My fellow Americans, Memorial Day is a day of ceremonies and speeches. Throughout America today, we honor the dead of our wars. We recall their valor and their sacrifices. We remember they gave their lives so that others might live.
We’re also gathered here for a special event—the national funeral for an unknown soldier who will today join the heroes of three other wars.
When he spoke at a ceremony at Gettysburg in 1863, President Lincoln reminded us that through their deeds, the dead had spoken more eloquently for themselves than any of the living ever could, and that we living could only honor them by rededicating ourselves to the cause for which they so willingly gave a last full measure of devotion.
Well, this is especially so today, for in our minds and hearts is the memory of Vietnam and all that that conflict meant for those who sacrificed on the field of battle and for their loved ones who suffered here at home.
Not long ago, when a memorial was dedicated here in Washington to our Vietnam veterans, the events surrounding that dedication were a stirring reminder of America’s resilience, of how our nation could learn and grow and transcend the tragedies of the past.
During the dedication ceremonies, the rolls of those who died and are still missing were read for three days in a candlelight ceremony at the National Cathedral. And the veterans of Vietnam who were never welcomed home with speeches and bands, but who were never defeated in battle and were heroes as surely as any who have ever fought in a noble cause, staged their own parade on Constitution Avenue. As America watched them—some in wheelchairs, all of them proud—there was a feeling that this nation—that as a nation we were coming together again and that we had, at long last, welcomed the boys home.
“A lot of healing went on,” said one combat veteran who helped organize support for the memorial. And then there was this newspaper account that appeared after the ceremonies. I’d like to read it to you. “Yesterday, crowds returned to the Memorial. Among them was Herbie Petit, a machinist and former marine from New Orleans. ‘Last night,’ he said, standing near the wall, ‘I went out to dinner with some other ex-marines. There was also a group of college students in the restaurant. We started talking to each other.

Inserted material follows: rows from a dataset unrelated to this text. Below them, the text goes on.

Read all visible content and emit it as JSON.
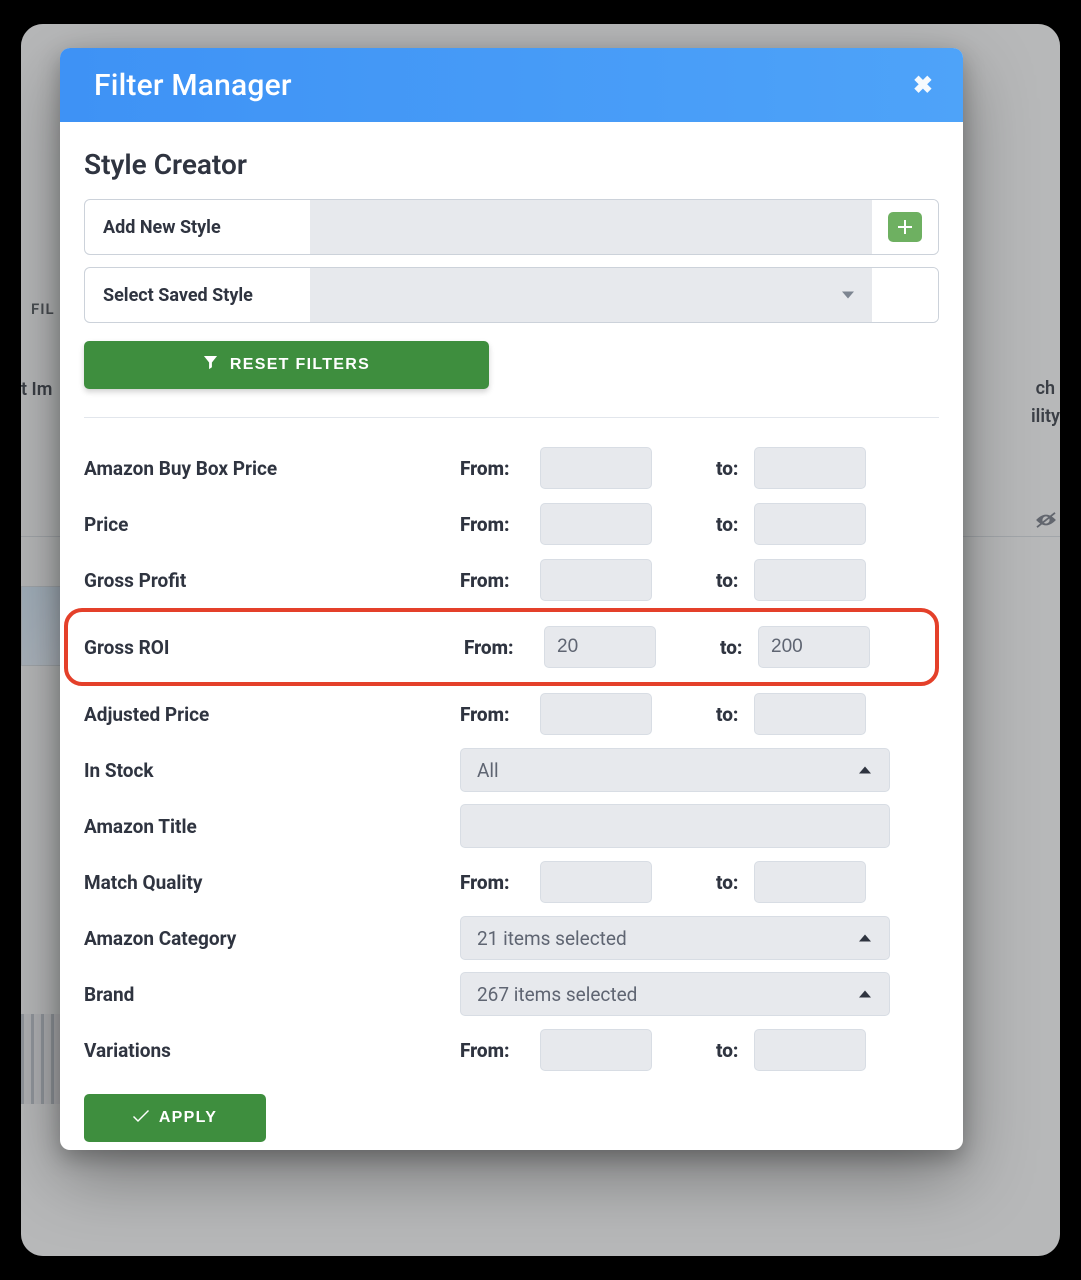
{
  "modal": {
    "title": "Filter Manager",
    "section_title": "Style Creator",
    "add_new_style_label": "Add New Style",
    "select_saved_style_label": "Select Saved Style",
    "reset_label": "RESET FILTERS",
    "apply_label": "APPLY"
  },
  "bg": {
    "fil": "FIL",
    "t_im": "t Im",
    "ch": "ch",
    "ility": "ility"
  },
  "labels": {
    "from": "From:",
    "to": "to:"
  },
  "filters": {
    "amazon_buy_box_price": {
      "label": "Amazon Buy Box Price",
      "from": "",
      "to": ""
    },
    "price": {
      "label": "Price",
      "from": "",
      "to": ""
    },
    "gross_profit": {
      "label": "Gross Profit",
      "from": "",
      "to": ""
    },
    "gross_roi": {
      "label": "Gross ROI",
      "from": "20",
      "to": "200",
      "highlight": true
    },
    "adjusted_price": {
      "label": "Adjusted Price",
      "from": "",
      "to": ""
    },
    "in_stock": {
      "label": "In Stock",
      "selected": "All"
    },
    "amazon_title": {
      "label": "Amazon Title",
      "value": ""
    },
    "match_quality": {
      "label": "Match Quality",
      "from": "",
      "to": ""
    },
    "amazon_category": {
      "label": "Amazon Category",
      "selected": "21 items selected"
    },
    "brand": {
      "label": "Brand",
      "selected": "267 items selected"
    },
    "variations": {
      "label": "Variations",
      "from": "",
      "to": ""
    }
  }
}
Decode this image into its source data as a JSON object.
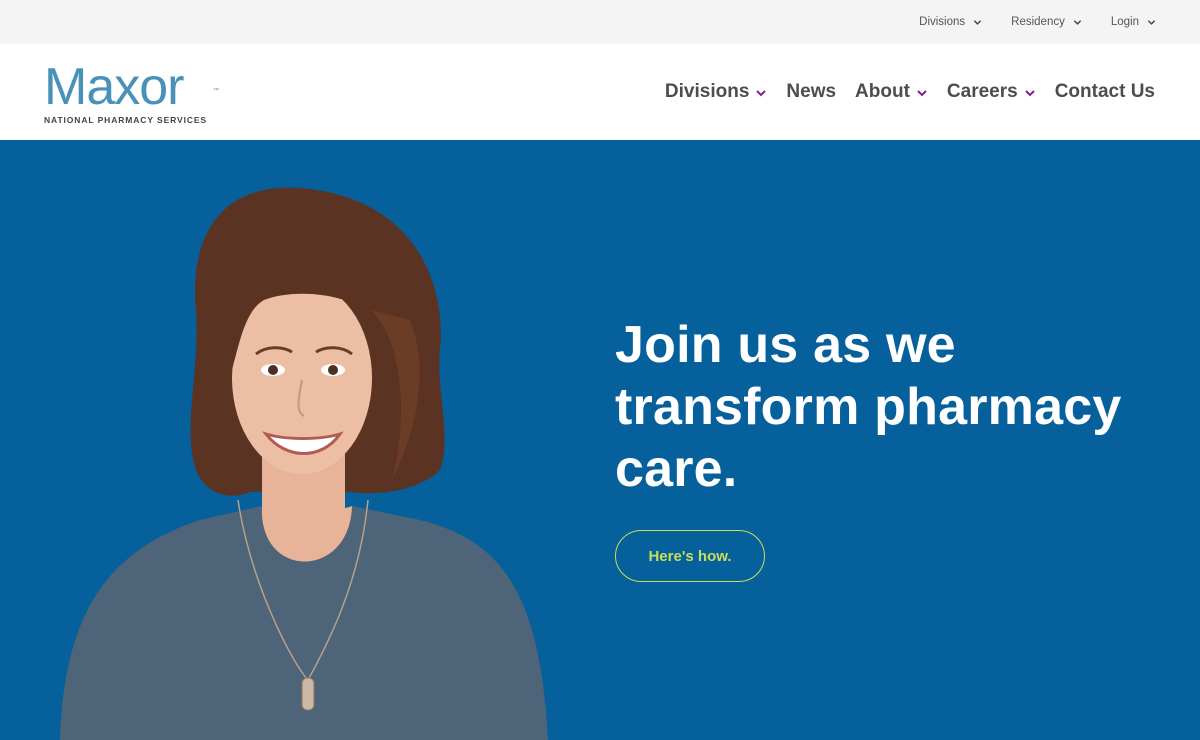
{
  "utility_nav": {
    "items": [
      {
        "label": "Divisions"
      },
      {
        "label": "Residency"
      },
      {
        "label": "Login"
      }
    ]
  },
  "brand": {
    "name": "Maxor",
    "trademark": "™",
    "tagline": "NATIONAL PHARMACY SERVICES",
    "color": "#4a91b8"
  },
  "main_nav": {
    "items": [
      {
        "label": "Divisions",
        "has_dropdown": true
      },
      {
        "label": "News",
        "has_dropdown": false
      },
      {
        "label": "About",
        "has_dropdown": true
      },
      {
        "label": "Careers",
        "has_dropdown": true
      },
      {
        "label": "Contact Us",
        "has_dropdown": false
      }
    ],
    "chevron_color": "#8b1f8f"
  },
  "hero": {
    "heading_line1": "Join us as we",
    "heading_line2": "transform pharmacy",
    "heading_line3": "care.",
    "cta_label": "Here's how.",
    "background_color": "#06609b",
    "cta_color": "#c9dc5a"
  }
}
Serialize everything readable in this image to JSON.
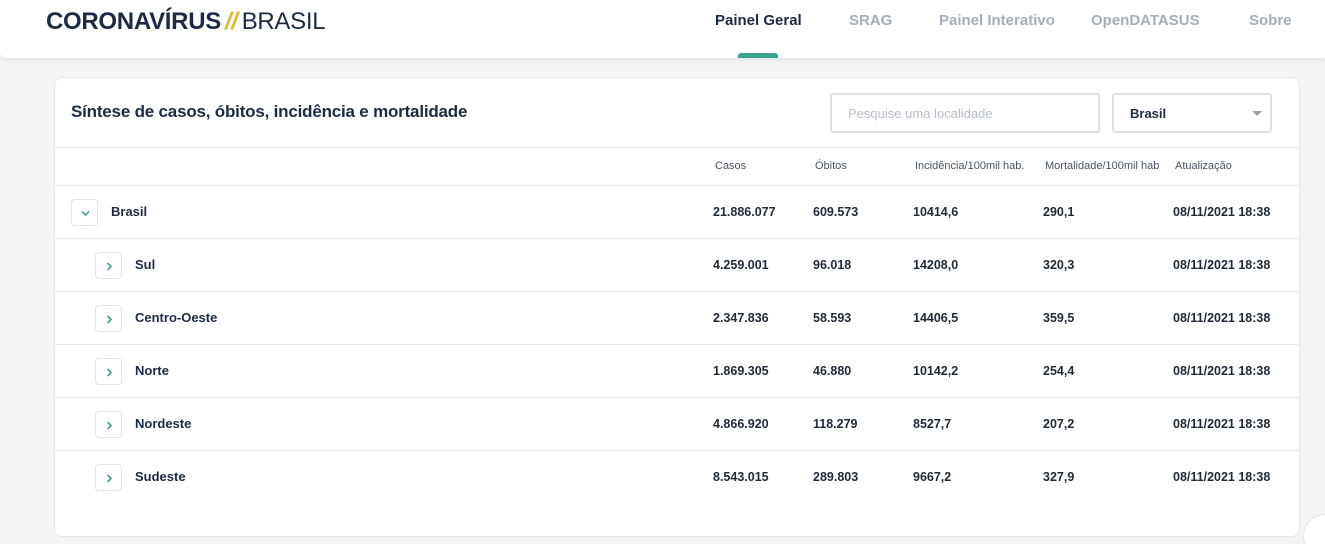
{
  "header": {
    "logo_bold": "CORONAVÍRUS",
    "logo_slash": "//",
    "logo_light": "BRASIL",
    "nav": [
      {
        "label": "Painel Geral",
        "active": true
      },
      {
        "label": "SRAG",
        "active": false
      },
      {
        "label": "Painel Interativo",
        "active": false
      },
      {
        "label": "OpenDATASUS",
        "active": false
      },
      {
        "label": "Sobre",
        "active": false
      }
    ]
  },
  "card": {
    "title": "Síntese de casos, óbitos, incidência e mortalidade",
    "search_placeholder": "Pesquise uma localidade",
    "select_value": "Brasil"
  },
  "table": {
    "columns": [
      "Casos",
      "Óbitos",
      "Incidência/100mil hab.",
      "Mortalidade/100mil hab",
      "Atualização"
    ],
    "rows": [
      {
        "name": "Brasil",
        "expanded": true,
        "level": 0,
        "casos": "21.886.077",
        "obitos": "609.573",
        "incidencia": "10414,6",
        "mortalidade": "290,1",
        "atualizacao": "08/11/2021 18:38"
      },
      {
        "name": "Sul",
        "expanded": false,
        "level": 1,
        "casos": "4.259.001",
        "obitos": "96.018",
        "incidencia": "14208,0",
        "mortalidade": "320,3",
        "atualizacao": "08/11/2021 18:38"
      },
      {
        "name": "Centro-Oeste",
        "expanded": false,
        "level": 1,
        "casos": "2.347.836",
        "obitos": "58.593",
        "incidencia": "14406,5",
        "mortalidade": "359,5",
        "atualizacao": "08/11/2021 18:38"
      },
      {
        "name": "Norte",
        "expanded": false,
        "level": 1,
        "casos": "1.869.305",
        "obitos": "46.880",
        "incidencia": "10142,2",
        "mortalidade": "254,4",
        "atualizacao": "08/11/2021 18:38"
      },
      {
        "name": "Nordeste",
        "expanded": false,
        "level": 1,
        "casos": "4.866.920",
        "obitos": "118.279",
        "incidencia": "8527,7",
        "mortalidade": "207,2",
        "atualizacao": "08/11/2021 18:38"
      },
      {
        "name": "Sudeste",
        "expanded": false,
        "level": 1,
        "casos": "8.543.015",
        "obitos": "289.803",
        "incidencia": "9667,2",
        "mortalidade": "327,9",
        "atualizacao": "08/11/2021 18:38"
      }
    ]
  },
  "colors": {
    "accent": "#3aa58c",
    "logo_slash": "#e3b52b",
    "text_dark": "#1c2b45"
  }
}
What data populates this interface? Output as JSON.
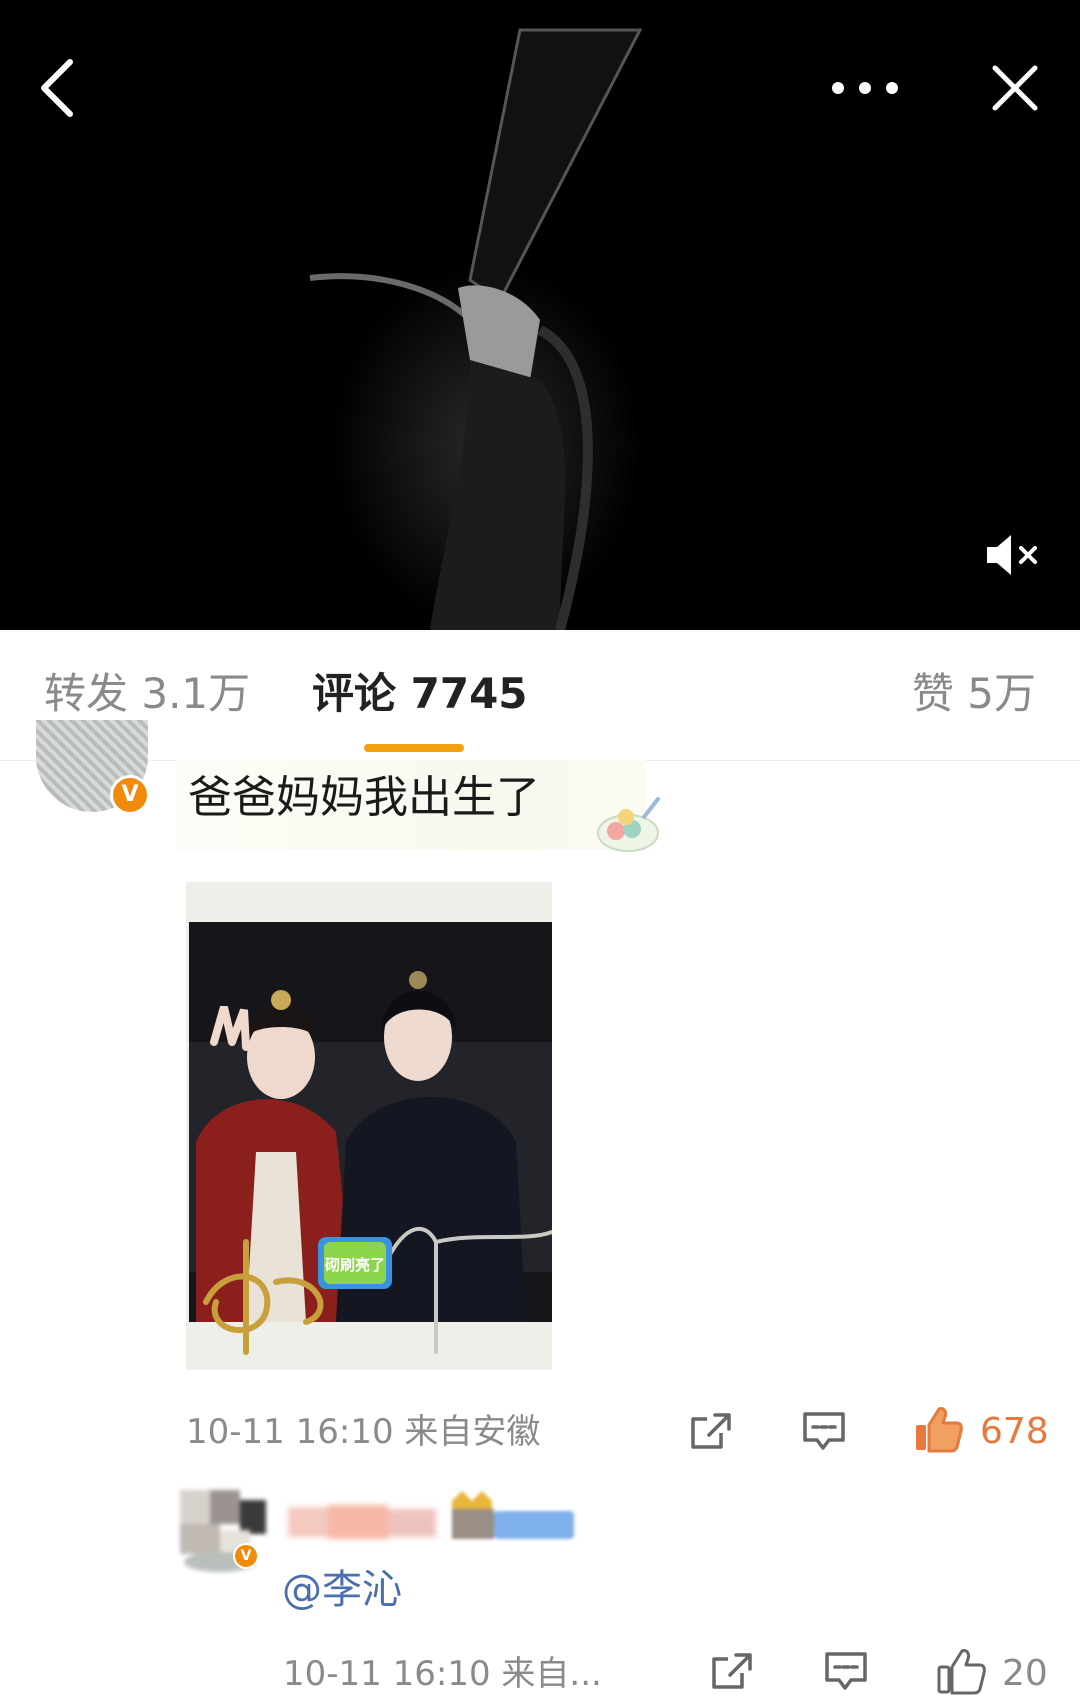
{
  "tabs": {
    "repost": "转发 3.1万",
    "comments": "评论 7745",
    "likes": "赞 5万"
  },
  "comment": {
    "text": "爸爸妈妈我出生了",
    "verified_badge": "V",
    "photo_sticker": "砌刷亮了",
    "meta": "10-11 16:10  来自安徽",
    "like_count": "678"
  },
  "reply": {
    "text": "@李沁",
    "verified_badge": "V",
    "meta": "10-11 16:10  来自...",
    "like_count": "20"
  },
  "icons": {
    "back": "chevron-left-icon",
    "more": "more-dots-icon",
    "close": "close-icon",
    "mute": "mute-icon",
    "share": "share-icon",
    "reply": "comment-icon",
    "like_active": "thumbs-up-filled-icon",
    "like": "thumbs-up-icon"
  },
  "colors": {
    "accent": "#f2a20f",
    "liked": "#e8793d",
    "verified": "#f28a0c",
    "mention": "#4a6fae"
  }
}
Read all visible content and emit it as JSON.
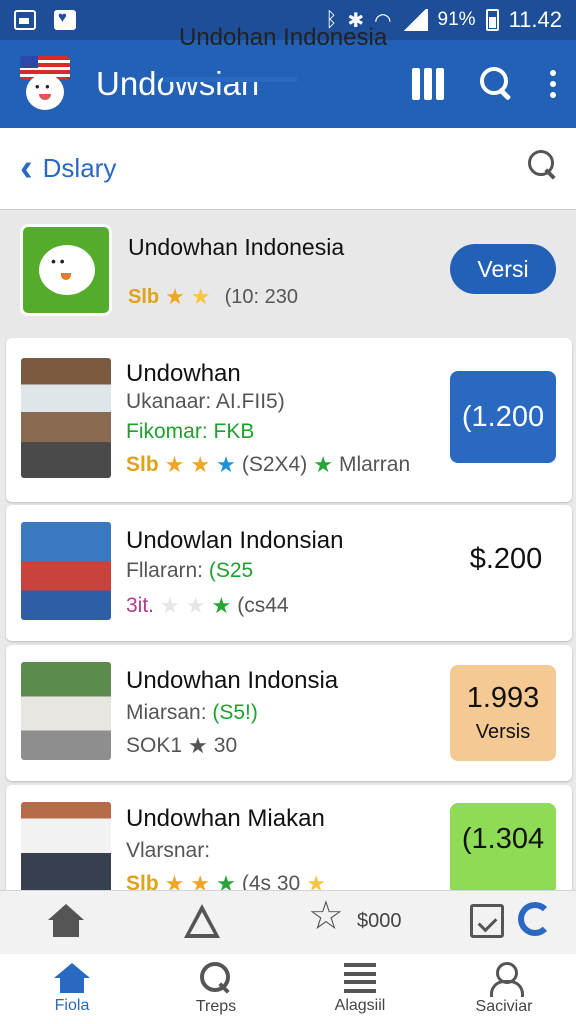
{
  "status_bar": {
    "battery_text": "91%",
    "time": "11.42"
  },
  "app_bar": {
    "title": "Undowsian"
  },
  "tabs": {
    "back_label": "Dslary",
    "active_tab": "Undohan Indonesia"
  },
  "featured": {
    "title": "Undowhan Indonesia",
    "rating_text": "Slb",
    "review_text": "(10: 230",
    "button_label": "Versi",
    "accent_color": "#2261b6"
  },
  "items": [
    {
      "title": "Undowhan",
      "line1": "Ukanaar: AI.FII5)",
      "line2": "Fikomar: FKB",
      "rating_text": "Slb",
      "review_text": "(S2X4)",
      "extra_text": "Mlarran",
      "price": "(1.200",
      "price_color": "#2a69c2"
    },
    {
      "title": "Undowlan Indonsian",
      "line1_label": "Fllararn:",
      "line1_value": "(S25",
      "rating_text": "3it.",
      "review_text": "(cs44",
      "price": "$.200"
    },
    {
      "title": "Undowhan Indonsia",
      "line1_label": "Miarsan:",
      "line1_value": "(S5!)",
      "rating_text": "SOK1",
      "review_text": "30",
      "price": "1.993",
      "price_sub": "Versis",
      "price_color": "#f5c993"
    },
    {
      "title": "Undowhan Miakan",
      "line1": "Vlarsnar:",
      "rating_text": "Slb",
      "review_text": "(4s 30",
      "price": "(1.304",
      "price_color": "#8edb55"
    }
  ],
  "toolbar": {
    "money_label": "$000"
  },
  "bottom_nav": [
    {
      "label": "Fiola"
    },
    {
      "label": "Treps"
    },
    {
      "label": "Alagsiil"
    },
    {
      "label": "Saciviar"
    }
  ]
}
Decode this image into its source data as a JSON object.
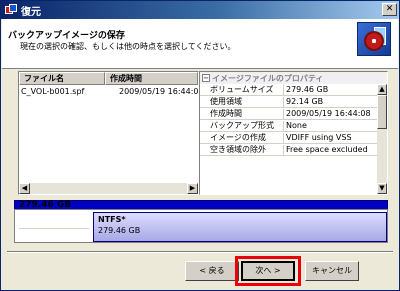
{
  "window": {
    "title": "復元"
  },
  "header": {
    "title": "バックアップイメージの保存",
    "description": "現在の選択の確認、もしくは他の時点を選択してください。"
  },
  "file_list": {
    "columns": [
      "ファイル名",
      "作成時間"
    ],
    "rows": [
      {
        "name": "C_VOL-b001.spf",
        "time": "2009/05/19 16:44:08"
      }
    ]
  },
  "properties": {
    "header": "イメージファイルのプロパティ",
    "rows": [
      {
        "key": "ボリュームサイズ",
        "value": "279.46 GB"
      },
      {
        "key": "使用領域",
        "value": "92.14 GB"
      },
      {
        "key": "作成時間",
        "value": "2009/05/19 16:44:08"
      },
      {
        "key": "バックアップ形式",
        "value": "None"
      },
      {
        "key": "イメージの作成",
        "value": "VDIFF using VSS"
      },
      {
        "key": "空き領域の除外",
        "value": "Free space excluded"
      }
    ]
  },
  "disk": {
    "size_label": "279.46 GB",
    "partition_name": "NTFS*",
    "partition_size": "279.46 GB"
  },
  "buttons": {
    "back": "< 戻る",
    "next": "次へ >",
    "cancel": "キャンセル"
  },
  "colors": {
    "title_bar": "#0a246a",
    "disk_bar": "#0000c0",
    "highlight": "#e8000b"
  }
}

And before we left, they stood up and cheered us. The whole week,’ Petit said, his eyes red, ‘it was worth it just for that.’”
It has been worth it. We Americans have learned to listen to each other and to trust each other again. We’ve learned that government owes the people an explanation and needs their support for its actions at home and abroad. And we have learned, and I pray this time for good, the most valuable lesson of all—the preciousness of human freedom. Continue reading
Born on January 3, 1936, one of five kids, Robert R. Brett knew from an early age what the wanted to be. As his sister Rosemary Rouse noted, “He always wanted to be a priest. He was always there for everyone.”
He attended Saint Edmond’s and Saint Gabriel’s grade schools and then attended a preparatory seminary for high school. Brett entered the Marist novitiate at Our Lady of the Elms on Staten Island and made his profession of vows on September 8, 1956. Studying at Catholic University, he received a BA in philosophy in 1958 and a Master’s Degree in Latin in 1963. He was ordained a priest of the Society of Mary in 1962 by Bishop Thomas Wade at the Basilica of the National Shrine of the Immaculate Conception.
I’m at a loss for words.
The video says it all about the esteemed congresswomen from Texas, which is my voting district here in Houston.
Paul the German octopus that predicted all the winners in the recent World Cup would have said it better.